    const button = document.getElementById('myButton')
    const paragraph = document.getElementById('message')
    button.addEventListener('click', function () {
      paragraph.textContent = 'Button clicked!'

    In this example, clicking the button triggers the callback function, which modifies the content of the paragraph element.

  3. Array Methods: Built-in array methods like forEach, map, and filter are useful methods when we are working with arrays. Each method accepts a callback function that operates on each element of the array.

    const numbers = [1, 2, 3, 4, 5]
    // Double each number using forEach
    numbers.forEach(function (number) {
      console.log(number * 2)
    // Create a new array of squares using map
    const squares = => number * number)
    // Filter even numbers using filter
    const evenNumbers = numbers.filter((number) => number % 2 === 0)
  4. Timers with setTimeout and setInterval: These functions schedule code execution after a specified delay or at regular intervals.

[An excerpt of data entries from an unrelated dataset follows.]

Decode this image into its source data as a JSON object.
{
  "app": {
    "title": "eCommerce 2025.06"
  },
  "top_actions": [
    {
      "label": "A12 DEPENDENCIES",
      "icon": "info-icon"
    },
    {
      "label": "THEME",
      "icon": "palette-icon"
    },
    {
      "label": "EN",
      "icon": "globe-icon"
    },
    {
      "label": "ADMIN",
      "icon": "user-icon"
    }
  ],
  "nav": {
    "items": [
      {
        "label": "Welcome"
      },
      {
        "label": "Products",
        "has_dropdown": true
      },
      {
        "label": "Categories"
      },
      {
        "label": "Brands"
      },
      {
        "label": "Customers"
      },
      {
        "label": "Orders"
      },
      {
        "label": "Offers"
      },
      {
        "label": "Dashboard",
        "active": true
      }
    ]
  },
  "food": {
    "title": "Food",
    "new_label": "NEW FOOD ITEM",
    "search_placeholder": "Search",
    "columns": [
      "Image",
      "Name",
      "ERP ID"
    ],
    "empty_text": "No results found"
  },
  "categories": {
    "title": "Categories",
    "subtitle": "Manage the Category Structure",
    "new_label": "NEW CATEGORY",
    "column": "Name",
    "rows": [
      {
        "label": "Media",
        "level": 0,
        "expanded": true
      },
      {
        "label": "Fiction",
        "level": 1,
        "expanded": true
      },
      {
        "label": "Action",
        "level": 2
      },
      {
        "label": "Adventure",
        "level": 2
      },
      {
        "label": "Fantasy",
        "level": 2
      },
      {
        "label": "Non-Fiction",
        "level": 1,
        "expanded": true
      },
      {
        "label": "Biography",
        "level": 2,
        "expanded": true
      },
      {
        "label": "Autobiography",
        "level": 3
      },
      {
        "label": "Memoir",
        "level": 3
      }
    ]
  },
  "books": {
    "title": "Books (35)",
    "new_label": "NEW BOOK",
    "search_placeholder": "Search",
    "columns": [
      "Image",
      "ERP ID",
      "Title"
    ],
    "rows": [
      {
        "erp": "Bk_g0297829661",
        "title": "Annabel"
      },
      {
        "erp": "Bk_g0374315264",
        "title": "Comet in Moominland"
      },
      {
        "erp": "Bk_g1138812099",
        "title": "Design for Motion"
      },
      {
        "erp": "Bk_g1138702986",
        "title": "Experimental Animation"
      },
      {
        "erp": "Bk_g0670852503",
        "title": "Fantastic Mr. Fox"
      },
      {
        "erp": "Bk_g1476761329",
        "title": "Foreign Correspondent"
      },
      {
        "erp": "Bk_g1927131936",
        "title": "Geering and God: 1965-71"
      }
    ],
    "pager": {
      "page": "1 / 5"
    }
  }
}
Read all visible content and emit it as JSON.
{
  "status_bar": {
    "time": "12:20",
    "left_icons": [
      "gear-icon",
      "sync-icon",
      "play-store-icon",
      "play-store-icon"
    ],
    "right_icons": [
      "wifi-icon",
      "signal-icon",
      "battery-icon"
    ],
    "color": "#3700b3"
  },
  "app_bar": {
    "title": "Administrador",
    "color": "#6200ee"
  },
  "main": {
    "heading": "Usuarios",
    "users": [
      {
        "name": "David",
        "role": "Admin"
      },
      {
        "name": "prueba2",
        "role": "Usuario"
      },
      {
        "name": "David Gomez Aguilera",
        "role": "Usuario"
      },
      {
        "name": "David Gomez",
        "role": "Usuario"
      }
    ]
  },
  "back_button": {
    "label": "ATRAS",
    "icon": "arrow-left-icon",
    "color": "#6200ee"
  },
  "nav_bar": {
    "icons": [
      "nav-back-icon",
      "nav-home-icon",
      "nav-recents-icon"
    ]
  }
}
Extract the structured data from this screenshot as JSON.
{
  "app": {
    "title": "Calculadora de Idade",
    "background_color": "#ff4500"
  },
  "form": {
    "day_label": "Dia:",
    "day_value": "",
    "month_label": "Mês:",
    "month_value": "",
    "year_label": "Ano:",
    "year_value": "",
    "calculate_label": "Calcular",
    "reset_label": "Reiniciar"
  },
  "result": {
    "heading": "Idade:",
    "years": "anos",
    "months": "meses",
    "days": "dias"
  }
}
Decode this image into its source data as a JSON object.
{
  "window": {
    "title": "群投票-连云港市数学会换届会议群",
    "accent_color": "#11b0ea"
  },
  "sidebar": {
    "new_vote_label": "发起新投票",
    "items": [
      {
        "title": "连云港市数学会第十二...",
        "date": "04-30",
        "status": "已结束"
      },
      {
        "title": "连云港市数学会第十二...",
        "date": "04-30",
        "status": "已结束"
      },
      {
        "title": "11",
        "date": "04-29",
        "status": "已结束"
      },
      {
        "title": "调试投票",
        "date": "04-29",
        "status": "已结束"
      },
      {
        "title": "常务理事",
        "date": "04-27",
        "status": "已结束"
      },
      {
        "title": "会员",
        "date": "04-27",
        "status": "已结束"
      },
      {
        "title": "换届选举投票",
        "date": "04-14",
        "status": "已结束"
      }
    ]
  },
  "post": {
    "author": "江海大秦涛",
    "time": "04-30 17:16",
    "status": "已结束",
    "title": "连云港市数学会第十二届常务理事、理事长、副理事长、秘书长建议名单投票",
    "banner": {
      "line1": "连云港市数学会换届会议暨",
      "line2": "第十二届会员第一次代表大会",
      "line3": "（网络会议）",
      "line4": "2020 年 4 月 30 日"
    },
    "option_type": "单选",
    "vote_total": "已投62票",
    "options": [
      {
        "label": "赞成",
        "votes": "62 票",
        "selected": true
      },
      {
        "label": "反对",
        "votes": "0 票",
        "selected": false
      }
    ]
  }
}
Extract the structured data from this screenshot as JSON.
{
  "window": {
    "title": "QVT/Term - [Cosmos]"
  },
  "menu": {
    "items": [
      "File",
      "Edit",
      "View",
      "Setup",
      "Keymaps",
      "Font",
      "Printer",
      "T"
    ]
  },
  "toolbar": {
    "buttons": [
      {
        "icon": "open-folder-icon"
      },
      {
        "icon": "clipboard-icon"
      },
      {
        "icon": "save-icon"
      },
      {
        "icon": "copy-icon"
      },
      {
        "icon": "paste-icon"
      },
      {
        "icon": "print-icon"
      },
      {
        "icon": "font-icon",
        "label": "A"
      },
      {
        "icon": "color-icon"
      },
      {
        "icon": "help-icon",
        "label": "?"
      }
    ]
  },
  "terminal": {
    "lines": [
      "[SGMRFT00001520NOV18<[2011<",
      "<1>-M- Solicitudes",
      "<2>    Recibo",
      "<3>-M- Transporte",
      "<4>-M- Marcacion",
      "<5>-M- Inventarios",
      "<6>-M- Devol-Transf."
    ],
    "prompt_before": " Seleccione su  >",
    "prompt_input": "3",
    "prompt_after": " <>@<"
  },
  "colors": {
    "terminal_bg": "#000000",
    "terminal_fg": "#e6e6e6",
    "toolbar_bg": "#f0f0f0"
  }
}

They accept callback functions to define the actions to be performed.

    // Show a message after 3 seconds
    setTimeout(() => console.log('Hello after 3 seconds!'), 3000)
    // Update a counter every second
    let count = 0
    const intervalId = setInterval(() => {
      console.log(`Count: ${count}`)
    }, 1000)
    // Clear the interval after 5 seconds
    setTimeout(() => clearInterval(intervalId), 5000)


To sum up, callback functions are essential to JavaScript asynchronous programming. By defining tasks to be carried out after processes are finished, they let you structure your code for a seamless user experience. Callbacks provide a flexible way to handle asynchronous operations, such as retrieving data, handling DOM events, and iterating across arrays. Although more recent paradigms such as Promises provide alternatives, callback understanding remains important to become successful in JavaScript development.